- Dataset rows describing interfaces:

══════════

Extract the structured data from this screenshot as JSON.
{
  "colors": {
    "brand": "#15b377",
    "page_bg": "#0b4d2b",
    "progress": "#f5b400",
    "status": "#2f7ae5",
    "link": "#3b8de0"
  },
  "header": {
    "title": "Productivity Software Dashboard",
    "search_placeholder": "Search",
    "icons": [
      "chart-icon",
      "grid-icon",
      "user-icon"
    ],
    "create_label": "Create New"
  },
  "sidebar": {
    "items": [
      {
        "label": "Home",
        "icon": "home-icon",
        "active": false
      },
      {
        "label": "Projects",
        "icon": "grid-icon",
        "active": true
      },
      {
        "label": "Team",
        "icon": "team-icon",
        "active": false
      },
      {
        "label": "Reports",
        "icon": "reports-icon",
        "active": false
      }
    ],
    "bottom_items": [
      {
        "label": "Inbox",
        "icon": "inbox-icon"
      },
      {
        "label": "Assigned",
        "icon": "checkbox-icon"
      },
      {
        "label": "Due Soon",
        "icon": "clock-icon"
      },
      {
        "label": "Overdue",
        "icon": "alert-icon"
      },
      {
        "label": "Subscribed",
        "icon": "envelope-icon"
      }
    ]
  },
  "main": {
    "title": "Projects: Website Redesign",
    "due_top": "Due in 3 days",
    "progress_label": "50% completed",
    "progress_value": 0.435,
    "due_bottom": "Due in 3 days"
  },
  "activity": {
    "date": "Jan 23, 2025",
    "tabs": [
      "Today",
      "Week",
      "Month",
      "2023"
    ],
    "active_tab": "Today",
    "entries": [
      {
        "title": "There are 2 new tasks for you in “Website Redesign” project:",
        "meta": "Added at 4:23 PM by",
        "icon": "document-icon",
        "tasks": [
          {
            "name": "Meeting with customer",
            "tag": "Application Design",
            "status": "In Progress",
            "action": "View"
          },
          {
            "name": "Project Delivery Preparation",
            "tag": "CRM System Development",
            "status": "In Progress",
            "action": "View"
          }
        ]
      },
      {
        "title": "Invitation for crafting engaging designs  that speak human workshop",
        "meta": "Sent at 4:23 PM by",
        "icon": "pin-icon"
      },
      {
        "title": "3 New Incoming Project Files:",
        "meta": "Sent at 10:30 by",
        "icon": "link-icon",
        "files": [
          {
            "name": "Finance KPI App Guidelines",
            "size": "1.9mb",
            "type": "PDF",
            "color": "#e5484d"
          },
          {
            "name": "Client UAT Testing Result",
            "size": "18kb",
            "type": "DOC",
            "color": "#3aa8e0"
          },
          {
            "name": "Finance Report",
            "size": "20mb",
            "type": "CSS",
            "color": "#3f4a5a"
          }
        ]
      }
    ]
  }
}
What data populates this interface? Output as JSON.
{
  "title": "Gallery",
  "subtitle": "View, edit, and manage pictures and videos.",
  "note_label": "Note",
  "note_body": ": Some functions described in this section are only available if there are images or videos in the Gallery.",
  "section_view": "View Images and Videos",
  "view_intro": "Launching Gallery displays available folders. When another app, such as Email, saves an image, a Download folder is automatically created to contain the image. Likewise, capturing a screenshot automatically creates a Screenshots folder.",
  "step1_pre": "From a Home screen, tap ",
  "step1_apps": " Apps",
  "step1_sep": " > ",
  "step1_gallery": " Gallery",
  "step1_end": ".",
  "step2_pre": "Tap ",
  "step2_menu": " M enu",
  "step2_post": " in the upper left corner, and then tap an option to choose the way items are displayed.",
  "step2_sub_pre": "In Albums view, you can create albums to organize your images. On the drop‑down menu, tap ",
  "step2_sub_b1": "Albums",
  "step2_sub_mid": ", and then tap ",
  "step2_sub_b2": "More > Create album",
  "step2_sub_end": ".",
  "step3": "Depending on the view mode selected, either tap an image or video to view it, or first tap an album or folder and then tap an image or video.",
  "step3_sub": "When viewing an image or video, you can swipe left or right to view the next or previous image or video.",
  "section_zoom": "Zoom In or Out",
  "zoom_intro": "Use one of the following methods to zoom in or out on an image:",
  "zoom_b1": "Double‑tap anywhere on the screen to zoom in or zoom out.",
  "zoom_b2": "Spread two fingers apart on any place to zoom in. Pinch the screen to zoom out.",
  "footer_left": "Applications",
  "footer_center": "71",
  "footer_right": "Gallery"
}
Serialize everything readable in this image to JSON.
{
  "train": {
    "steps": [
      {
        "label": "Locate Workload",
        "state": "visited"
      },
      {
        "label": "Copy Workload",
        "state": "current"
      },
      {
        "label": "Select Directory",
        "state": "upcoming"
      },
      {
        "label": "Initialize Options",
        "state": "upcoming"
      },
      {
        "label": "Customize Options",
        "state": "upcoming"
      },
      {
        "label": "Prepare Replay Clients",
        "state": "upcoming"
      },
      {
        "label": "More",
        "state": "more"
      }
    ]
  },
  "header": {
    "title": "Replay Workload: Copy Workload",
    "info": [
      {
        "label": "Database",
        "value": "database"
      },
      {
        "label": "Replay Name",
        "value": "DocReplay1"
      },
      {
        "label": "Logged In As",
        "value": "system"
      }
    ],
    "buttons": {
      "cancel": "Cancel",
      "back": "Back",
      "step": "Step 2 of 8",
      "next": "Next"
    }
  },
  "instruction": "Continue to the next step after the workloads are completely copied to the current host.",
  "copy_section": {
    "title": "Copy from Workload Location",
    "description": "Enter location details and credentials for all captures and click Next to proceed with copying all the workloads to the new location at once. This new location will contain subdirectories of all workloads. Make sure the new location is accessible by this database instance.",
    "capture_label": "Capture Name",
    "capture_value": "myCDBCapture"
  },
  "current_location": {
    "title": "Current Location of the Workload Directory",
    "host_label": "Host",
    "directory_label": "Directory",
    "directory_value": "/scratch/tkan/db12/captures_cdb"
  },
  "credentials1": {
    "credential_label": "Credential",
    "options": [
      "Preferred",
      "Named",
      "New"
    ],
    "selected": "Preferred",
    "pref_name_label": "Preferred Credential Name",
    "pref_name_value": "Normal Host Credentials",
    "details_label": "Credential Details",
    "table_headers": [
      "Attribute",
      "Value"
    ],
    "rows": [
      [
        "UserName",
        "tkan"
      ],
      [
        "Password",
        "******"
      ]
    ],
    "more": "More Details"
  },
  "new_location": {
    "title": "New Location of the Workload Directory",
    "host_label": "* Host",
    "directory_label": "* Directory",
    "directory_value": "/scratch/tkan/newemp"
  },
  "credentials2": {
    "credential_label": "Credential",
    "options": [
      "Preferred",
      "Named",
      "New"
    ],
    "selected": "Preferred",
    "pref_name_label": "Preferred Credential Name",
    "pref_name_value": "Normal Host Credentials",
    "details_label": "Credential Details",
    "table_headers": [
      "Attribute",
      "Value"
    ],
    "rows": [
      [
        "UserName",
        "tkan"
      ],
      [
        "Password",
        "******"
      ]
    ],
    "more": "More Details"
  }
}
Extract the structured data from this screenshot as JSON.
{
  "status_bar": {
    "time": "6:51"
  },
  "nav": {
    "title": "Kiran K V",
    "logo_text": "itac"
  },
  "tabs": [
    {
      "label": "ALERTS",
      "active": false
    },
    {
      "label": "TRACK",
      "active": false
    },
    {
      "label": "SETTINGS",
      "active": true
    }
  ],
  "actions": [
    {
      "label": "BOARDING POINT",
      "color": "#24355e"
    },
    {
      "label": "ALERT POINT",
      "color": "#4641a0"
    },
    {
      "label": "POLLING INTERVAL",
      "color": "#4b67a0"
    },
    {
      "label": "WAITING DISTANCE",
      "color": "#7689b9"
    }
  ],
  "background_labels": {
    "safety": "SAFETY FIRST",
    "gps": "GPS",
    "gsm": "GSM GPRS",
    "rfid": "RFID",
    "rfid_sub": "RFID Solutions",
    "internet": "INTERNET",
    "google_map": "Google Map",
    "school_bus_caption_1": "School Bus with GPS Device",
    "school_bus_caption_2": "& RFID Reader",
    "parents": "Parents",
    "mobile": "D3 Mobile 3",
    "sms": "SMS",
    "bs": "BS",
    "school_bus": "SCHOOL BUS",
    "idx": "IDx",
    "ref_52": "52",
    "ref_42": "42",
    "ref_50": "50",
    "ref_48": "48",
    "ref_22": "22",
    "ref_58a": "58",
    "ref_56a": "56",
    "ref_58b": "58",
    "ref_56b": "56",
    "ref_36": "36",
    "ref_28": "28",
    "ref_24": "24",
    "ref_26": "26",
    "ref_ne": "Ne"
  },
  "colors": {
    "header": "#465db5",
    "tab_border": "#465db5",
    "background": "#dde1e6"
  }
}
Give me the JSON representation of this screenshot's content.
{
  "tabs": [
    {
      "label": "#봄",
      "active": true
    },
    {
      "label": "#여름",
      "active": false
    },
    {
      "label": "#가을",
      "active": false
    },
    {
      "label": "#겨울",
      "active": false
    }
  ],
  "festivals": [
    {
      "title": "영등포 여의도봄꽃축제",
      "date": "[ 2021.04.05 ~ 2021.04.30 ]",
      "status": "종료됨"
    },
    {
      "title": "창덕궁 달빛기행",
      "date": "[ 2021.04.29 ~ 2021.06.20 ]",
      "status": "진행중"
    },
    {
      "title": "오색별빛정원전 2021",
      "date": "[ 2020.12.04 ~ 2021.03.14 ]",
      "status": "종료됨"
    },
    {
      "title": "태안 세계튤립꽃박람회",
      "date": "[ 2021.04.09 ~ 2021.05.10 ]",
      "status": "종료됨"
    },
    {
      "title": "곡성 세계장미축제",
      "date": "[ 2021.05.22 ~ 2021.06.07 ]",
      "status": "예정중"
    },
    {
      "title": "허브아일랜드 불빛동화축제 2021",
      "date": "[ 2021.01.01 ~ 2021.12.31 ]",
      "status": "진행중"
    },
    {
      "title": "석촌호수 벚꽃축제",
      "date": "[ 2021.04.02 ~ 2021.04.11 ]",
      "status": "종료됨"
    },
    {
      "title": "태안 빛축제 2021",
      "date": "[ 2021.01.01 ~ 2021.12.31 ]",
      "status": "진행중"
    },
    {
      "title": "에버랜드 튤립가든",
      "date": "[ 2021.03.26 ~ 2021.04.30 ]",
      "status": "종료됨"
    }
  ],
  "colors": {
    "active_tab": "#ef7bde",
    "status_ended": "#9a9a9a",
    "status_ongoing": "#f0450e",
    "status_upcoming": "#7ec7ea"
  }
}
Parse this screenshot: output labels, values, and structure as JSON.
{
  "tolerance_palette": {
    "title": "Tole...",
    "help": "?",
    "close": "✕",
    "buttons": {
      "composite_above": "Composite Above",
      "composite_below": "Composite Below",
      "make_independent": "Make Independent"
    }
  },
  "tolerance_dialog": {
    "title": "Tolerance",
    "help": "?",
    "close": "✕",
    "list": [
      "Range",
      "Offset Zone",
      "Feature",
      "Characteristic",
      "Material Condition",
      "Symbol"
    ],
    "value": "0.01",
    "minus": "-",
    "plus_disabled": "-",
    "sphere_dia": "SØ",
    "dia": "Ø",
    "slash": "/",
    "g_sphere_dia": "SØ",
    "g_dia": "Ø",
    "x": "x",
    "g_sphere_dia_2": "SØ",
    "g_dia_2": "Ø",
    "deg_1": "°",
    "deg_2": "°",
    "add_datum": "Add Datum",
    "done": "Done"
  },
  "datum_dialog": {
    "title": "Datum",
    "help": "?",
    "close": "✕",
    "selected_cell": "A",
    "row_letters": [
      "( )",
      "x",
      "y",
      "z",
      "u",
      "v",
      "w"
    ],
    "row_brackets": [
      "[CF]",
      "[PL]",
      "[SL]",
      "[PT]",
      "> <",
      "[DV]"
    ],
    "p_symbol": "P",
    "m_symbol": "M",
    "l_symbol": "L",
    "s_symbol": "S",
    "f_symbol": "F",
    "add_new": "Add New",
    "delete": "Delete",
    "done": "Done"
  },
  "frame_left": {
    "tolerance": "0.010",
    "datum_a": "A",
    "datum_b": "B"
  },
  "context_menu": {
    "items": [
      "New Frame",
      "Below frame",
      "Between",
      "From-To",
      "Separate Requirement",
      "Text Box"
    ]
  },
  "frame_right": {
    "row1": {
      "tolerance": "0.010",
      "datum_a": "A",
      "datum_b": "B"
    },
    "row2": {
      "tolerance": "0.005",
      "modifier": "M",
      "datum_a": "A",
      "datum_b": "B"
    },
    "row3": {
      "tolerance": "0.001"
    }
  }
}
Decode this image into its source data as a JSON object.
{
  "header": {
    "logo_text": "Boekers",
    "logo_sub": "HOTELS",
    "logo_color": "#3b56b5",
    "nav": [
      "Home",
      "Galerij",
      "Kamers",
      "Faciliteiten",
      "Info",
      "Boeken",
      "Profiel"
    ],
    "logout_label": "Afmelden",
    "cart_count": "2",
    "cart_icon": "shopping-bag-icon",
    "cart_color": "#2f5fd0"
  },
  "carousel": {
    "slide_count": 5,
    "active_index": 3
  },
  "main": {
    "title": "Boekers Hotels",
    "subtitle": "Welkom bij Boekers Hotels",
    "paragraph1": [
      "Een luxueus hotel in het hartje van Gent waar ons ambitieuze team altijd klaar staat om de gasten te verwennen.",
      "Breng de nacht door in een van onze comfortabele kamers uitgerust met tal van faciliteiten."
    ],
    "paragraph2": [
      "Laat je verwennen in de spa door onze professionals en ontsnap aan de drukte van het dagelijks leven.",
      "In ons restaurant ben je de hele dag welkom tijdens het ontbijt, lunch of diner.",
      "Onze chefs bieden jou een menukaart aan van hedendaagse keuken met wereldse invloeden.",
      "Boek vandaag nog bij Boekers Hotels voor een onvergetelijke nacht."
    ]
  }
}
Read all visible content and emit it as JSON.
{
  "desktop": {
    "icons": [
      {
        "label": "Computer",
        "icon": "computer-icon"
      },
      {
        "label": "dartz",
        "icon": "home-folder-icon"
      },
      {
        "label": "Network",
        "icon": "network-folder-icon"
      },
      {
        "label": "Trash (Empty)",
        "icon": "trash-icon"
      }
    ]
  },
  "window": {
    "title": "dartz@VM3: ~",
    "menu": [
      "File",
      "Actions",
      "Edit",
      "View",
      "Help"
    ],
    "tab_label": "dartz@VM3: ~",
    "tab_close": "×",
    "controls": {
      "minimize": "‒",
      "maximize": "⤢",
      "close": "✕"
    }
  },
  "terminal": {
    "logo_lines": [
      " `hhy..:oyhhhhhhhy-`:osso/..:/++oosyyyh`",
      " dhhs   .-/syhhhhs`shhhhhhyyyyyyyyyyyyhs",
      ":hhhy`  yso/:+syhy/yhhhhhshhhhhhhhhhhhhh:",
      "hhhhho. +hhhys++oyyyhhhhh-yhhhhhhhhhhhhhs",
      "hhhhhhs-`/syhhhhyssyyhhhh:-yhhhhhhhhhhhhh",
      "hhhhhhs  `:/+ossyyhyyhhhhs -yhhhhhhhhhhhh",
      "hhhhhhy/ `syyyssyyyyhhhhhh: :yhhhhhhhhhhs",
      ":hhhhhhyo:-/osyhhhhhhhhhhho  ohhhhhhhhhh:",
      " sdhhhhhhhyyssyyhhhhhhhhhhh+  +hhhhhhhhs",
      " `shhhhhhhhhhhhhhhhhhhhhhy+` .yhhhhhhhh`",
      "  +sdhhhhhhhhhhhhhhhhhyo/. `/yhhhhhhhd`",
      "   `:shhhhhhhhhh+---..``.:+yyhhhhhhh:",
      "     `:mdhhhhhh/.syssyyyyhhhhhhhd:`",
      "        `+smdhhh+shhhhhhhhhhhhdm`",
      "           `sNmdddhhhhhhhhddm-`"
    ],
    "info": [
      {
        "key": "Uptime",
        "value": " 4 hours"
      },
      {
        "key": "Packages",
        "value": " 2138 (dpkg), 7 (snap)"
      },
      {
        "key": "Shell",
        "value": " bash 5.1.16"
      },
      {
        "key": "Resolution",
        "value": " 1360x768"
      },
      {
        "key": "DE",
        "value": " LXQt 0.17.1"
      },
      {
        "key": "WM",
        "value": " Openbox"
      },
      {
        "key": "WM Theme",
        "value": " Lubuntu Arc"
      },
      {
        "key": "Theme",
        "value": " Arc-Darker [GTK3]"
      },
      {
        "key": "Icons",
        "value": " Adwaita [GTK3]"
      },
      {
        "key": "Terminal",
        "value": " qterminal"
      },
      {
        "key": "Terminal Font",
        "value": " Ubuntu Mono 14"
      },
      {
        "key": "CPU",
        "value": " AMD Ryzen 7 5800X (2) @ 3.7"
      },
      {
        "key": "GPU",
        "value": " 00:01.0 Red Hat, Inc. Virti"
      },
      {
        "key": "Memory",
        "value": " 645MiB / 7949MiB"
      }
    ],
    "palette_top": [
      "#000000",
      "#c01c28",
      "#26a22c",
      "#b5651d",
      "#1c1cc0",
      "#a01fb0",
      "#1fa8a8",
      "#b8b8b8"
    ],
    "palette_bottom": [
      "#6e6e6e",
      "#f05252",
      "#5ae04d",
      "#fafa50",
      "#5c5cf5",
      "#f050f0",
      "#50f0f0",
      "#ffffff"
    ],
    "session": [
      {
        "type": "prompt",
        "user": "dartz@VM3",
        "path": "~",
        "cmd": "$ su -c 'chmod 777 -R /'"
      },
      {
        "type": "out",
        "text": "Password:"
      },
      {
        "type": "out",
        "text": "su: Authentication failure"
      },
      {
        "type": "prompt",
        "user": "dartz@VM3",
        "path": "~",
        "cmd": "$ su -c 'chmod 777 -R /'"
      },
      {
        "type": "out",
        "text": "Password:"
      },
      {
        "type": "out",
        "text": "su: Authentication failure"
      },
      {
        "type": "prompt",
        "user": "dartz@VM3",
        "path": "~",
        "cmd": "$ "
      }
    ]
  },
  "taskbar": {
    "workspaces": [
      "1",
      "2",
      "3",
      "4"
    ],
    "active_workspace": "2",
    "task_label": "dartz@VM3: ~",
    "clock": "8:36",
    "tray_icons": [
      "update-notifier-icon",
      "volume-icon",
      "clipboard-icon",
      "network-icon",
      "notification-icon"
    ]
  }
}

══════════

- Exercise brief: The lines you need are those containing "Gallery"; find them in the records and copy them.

- Problem solution:
  "title": "Gallery",
  "note_body": ": Some functions described in this section are only available if there are images or videos in the Gallery.",
  "view_intro": "Launching Gallery displays available folders. When another app, such as Email, saves an image, a Download folder is automatically created to contain the image. Likewise, capturing a screenshot automatically creates a Screenshots folder.",
  "step1_gallery": " Gallery",
  "footer_right": "Gallery"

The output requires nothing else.